### AVAILABLE RECORDS
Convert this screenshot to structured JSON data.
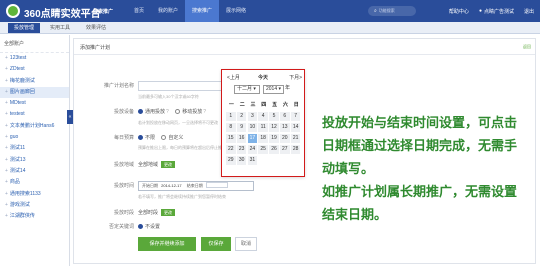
{
  "header": {
    "brand": "360点睛实效平台",
    "subbrand": "搜索推广",
    "nav": [
      "首页",
      "我的账户",
      "搜索推广",
      "展示网络"
    ],
    "active_nav": 2,
    "search_placeholder": "功能搜索",
    "right_links": [
      "帮助中心",
      "点睛广告测试",
      "退出"
    ]
  },
  "subnav": {
    "tabs": [
      "投放管理",
      "实用工具",
      "效果评估"
    ]
  },
  "sidebar": {
    "title": "全部账户",
    "items": [
      "123test",
      "ZDtest",
      "梅花鹿测试",
      "图片画廊回",
      "MDtest",
      "testest",
      "文本黄鹏计划Hans6",
      "guo",
      "测试11",
      "测试13",
      "测试14",
      "商品",
      "通用搜索1133",
      "游戏测试",
      "江湖群侠传"
    ],
    "selected": 3,
    "toggle": "«"
  },
  "main": {
    "title": "添加推广计划",
    "tag": "返回",
    "form": {
      "plan_name_label": "推广计划名称",
      "plan_name_hint": "当前最多可输入30个汉字或60字符",
      "device_label": "投放设备",
      "device_opt1": "通用投放",
      "device_opt2": "移动投放",
      "device_hint": "若计划投放在移动网页，一旦选择将不可更改",
      "budget_label": "每日预算",
      "budget_opt1": "不限",
      "budget_opt2": "自定义",
      "budget_hint": "预算在推出上限，每日的预算将在超出后停止推广",
      "region_label": "投放地域",
      "region_value": "全部地域",
      "date_label": "投放时间",
      "start_label": "开始日期",
      "start_value": "2014-12-17",
      "end_label": "结束日期",
      "date_hint": "若不填写，推广将会继续持续推广到您暂停时结束",
      "period_label": "投放时段",
      "period_value": "全部时段",
      "edit_label": "更改",
      "negative_label": "否定关键词",
      "negative_opt": "不设置",
      "save_new_label": "保存并继续添加",
      "save_label": "仅保存",
      "cancel_label": "取消"
    }
  },
  "datepicker": {
    "prev": "<上月",
    "today": "今天",
    "next": "下月>",
    "month": "十二月",
    "year": "2014",
    "weekdays": [
      "一",
      "二",
      "三",
      "四",
      "五",
      "六",
      "日"
    ],
    "days": [
      [
        "1",
        "2",
        "3",
        "4",
        "5",
        "6",
        "7"
      ],
      [
        "8",
        "9",
        "10",
        "11",
        "12",
        "13",
        "14"
      ],
      [
        "15",
        "16",
        "17",
        "18",
        "19",
        "20",
        "21"
      ],
      [
        "22",
        "23",
        "24",
        "25",
        "26",
        "27",
        "28"
      ],
      [
        "29",
        "30",
        "31"
      ]
    ],
    "today_day": "17"
  },
  "annotation": {
    "lines": [
      "投放开始与结束时间设置，可点击",
      "日期框通过选择日期完成，无需手",
      "动填写。",
      "如推广计划属长期推广，无需设置",
      "结束日期。"
    ],
    "color": "#2f8a2f"
  }
}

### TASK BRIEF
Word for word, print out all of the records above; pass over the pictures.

### WRITTEN REPLY
Convert this screenshot to structured JSON data.
{
  "header": {
    "brand": "360点睛实效平台",
    "subbrand": "搜索推广",
    "nav": [
      "首页",
      "我的账户",
      "搜索推广",
      "展示网络"
    ],
    "active_nav": 2,
    "search_placeholder": "功能搜索",
    "right_links": [
      "帮助中心",
      "点睛广告测试",
      "退出"
    ]
  },
  "subnav": {
    "tabs": [
      "投放管理",
      "实用工具",
      "效果评估"
    ]
  },
  "sidebar": {
    "title": "全部账户",
    "items": [
      "123test",
      "ZDtest",
      "梅花鹿测试",
      "图片画廊回",
      "MDtest",
      "testest",
      "文本黄鹏计划Hans6",
      "guo",
      "测试11",
      "测试13",
      "测试14",
      "商品",
      "通用搜索1133",
      "游戏测试",
      "江湖群侠传"
    ],
    "selected": 3,
    "toggle": "«"
  },
  "main": {
    "title": "添加推广计划",
    "tag": "返回",
    "form": {
      "plan_name_label": "推广计划名称",
      "plan_name_hint": "当前最多可输入30个汉字或60字符",
      "device_label": "投放设备",
      "device_opt1": "通用投放",
      "device_opt2": "移动投放",
      "device_hint": "若计划投放在移动网页，一旦选择将不可更改",
      "budget_label": "每日预算",
      "budget_opt1": "不限",
      "budget_opt2": "自定义",
      "budget_hint": "预算在推出上限，每日的预算将在超出后停止推广",
      "region_label": "投放地域",
      "region_value": "全部地域",
      "date_label": "投放时间",
      "start_label": "开始日期",
      "start_value": "2014-12-17",
      "end_label": "结束日期",
      "date_hint": "若不填写，推广将会继续持续推广到您暂停时结束",
      "period_label": "投放时段",
      "period_value": "全部时段",
      "edit_label": "更改",
      "negative_label": "否定关键词",
      "negative_opt": "不设置",
      "save_new_label": "保存并继续添加",
      "save_label": "仅保存",
      "cancel_label": "取消"
    }
  },
  "datepicker": {
    "prev": "<上月",
    "today": "今天",
    "next": "下月>",
    "month": "十二月",
    "year": "2014",
    "weekdays": [
      "一",
      "二",
      "三",
      "四",
      "五",
      "六",
      "日"
    ],
    "days": [
      [
        "1",
        "2",
        "3",
        "4",
        "5",
        "6",
        "7"
      ],
      [
        "8",
        "9",
        "10",
        "11",
        "12",
        "13",
        "14"
      ],
      [
        "15",
        "16",
        "17",
        "18",
        "19",
        "20",
        "21"
      ],
      [
        "22",
        "23",
        "24",
        "25",
        "26",
        "27",
        "28"
      ],
      [
        "29",
        "30",
        "31"
      ]
    ],
    "today_day": "17"
  },
  "annotation": {
    "lines": [
      "投放开始与结束时间设置，可点击",
      "日期框通过选择日期完成，无需手",
      "动填写。",
      "如推广计划属长期推广，无需设置",
      "结束日期。"
    ],
    "color": "#2f8a2f"
  }
}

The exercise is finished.